▸ Description of the task
Your answer should be every line with the word "引领工业创新", copied from the data below.

++++++++++++++++++++

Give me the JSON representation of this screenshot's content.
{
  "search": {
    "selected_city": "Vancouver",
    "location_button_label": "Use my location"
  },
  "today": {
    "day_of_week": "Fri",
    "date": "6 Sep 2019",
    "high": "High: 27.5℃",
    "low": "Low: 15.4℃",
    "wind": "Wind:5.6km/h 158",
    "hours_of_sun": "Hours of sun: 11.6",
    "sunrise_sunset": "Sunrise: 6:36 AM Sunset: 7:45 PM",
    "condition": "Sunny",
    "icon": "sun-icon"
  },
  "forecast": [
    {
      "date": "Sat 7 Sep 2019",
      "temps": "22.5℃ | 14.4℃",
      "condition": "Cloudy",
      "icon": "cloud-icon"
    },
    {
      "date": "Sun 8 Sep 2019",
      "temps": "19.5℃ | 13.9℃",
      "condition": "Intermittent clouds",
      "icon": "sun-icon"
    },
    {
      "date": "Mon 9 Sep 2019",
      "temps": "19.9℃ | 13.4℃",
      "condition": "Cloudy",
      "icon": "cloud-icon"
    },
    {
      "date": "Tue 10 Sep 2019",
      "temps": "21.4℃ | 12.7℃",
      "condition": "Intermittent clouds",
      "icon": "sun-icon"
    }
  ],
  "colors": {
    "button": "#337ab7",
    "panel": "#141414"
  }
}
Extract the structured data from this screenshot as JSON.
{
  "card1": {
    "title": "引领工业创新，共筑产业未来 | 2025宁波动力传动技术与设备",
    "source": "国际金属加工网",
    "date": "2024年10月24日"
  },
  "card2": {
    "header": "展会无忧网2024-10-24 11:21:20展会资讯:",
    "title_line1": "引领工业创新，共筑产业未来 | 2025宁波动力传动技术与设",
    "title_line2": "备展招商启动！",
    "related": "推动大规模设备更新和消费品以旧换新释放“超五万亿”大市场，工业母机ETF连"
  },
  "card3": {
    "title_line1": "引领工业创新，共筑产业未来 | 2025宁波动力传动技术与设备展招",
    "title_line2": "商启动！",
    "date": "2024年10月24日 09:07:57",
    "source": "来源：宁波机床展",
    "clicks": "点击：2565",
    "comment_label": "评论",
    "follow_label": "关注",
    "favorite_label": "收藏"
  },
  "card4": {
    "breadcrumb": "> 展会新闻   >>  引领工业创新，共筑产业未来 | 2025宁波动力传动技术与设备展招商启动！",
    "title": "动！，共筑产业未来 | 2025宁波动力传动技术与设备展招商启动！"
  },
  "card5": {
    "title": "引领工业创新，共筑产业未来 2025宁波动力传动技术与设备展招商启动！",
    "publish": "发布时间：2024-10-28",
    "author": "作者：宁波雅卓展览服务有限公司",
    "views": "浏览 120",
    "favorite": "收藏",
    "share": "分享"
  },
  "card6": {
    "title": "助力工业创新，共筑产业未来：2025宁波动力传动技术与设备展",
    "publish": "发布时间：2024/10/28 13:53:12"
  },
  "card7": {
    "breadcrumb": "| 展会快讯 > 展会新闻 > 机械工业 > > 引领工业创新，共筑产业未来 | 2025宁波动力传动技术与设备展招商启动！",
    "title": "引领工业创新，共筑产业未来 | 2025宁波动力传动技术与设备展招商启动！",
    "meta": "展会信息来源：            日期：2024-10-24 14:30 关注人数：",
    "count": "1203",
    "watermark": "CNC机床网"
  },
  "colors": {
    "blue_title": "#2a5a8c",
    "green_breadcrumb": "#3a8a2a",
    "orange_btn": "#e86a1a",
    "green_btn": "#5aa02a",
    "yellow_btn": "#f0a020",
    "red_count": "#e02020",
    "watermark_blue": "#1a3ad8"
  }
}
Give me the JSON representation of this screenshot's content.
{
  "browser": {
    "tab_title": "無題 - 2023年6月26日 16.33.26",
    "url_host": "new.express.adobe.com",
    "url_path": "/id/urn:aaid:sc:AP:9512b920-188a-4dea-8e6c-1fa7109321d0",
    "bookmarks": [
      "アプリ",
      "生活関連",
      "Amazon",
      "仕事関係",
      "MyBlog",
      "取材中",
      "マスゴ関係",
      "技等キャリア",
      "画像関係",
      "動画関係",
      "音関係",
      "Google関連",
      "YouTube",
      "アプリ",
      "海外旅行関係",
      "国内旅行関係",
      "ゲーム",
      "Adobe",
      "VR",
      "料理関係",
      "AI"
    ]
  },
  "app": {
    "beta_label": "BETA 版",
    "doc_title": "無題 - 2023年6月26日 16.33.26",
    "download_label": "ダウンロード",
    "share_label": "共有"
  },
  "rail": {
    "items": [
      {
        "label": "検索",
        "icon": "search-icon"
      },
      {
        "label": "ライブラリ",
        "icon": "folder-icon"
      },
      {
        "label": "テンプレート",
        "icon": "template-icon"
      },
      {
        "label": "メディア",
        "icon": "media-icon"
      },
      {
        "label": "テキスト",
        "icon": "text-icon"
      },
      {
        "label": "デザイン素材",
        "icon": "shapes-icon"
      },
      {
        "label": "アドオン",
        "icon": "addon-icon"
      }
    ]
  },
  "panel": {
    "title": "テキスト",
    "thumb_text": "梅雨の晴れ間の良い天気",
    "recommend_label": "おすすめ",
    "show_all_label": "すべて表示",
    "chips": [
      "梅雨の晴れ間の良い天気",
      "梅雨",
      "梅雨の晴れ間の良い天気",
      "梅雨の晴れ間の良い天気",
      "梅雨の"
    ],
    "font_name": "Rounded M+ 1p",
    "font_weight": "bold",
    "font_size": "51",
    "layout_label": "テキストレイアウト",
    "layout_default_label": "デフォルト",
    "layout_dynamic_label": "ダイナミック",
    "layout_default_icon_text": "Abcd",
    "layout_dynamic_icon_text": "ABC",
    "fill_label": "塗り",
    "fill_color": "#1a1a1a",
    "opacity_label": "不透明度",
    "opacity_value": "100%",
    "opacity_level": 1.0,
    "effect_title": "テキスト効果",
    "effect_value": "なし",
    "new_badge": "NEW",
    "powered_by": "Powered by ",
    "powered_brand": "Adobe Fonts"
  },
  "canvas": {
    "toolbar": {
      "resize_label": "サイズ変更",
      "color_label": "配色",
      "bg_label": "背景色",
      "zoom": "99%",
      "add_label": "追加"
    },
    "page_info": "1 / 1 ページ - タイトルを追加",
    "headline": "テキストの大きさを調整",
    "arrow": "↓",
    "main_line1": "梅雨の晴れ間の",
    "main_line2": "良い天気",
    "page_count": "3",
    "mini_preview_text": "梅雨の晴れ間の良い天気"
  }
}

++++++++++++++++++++

▸ Task response
    "title": "引领工业创新，共筑产业未来 | 2025宁波动力传动技术与设备",
    "title_line1": "引领工业创新，共筑产业未来 | 2025宁波动力传动技术与设",
    "title_line1": "引领工业创新，共筑产业未来 | 2025宁波动力传动技术与设备展招",
    "breadcrumb": "> 展会新闻   >>  引领工业创新，共筑产业未来 | 2025宁波动力传动技术与设备展招商启动！",
    "title": "引领工业创新，共筑产业未来 2025宁波动力传动技术与设备展招商启动！",
    "breadcrumb": "| 展会快讯 > 展会新闻 > 机械工业 > > 引领工业创新，共筑产业未来 | 2025宁波动力传动技术与设备展招商启动！",
    "title": "引领工业创新，共筑产业未来 | 2025宁波动力传动技术与设备展招商启动！",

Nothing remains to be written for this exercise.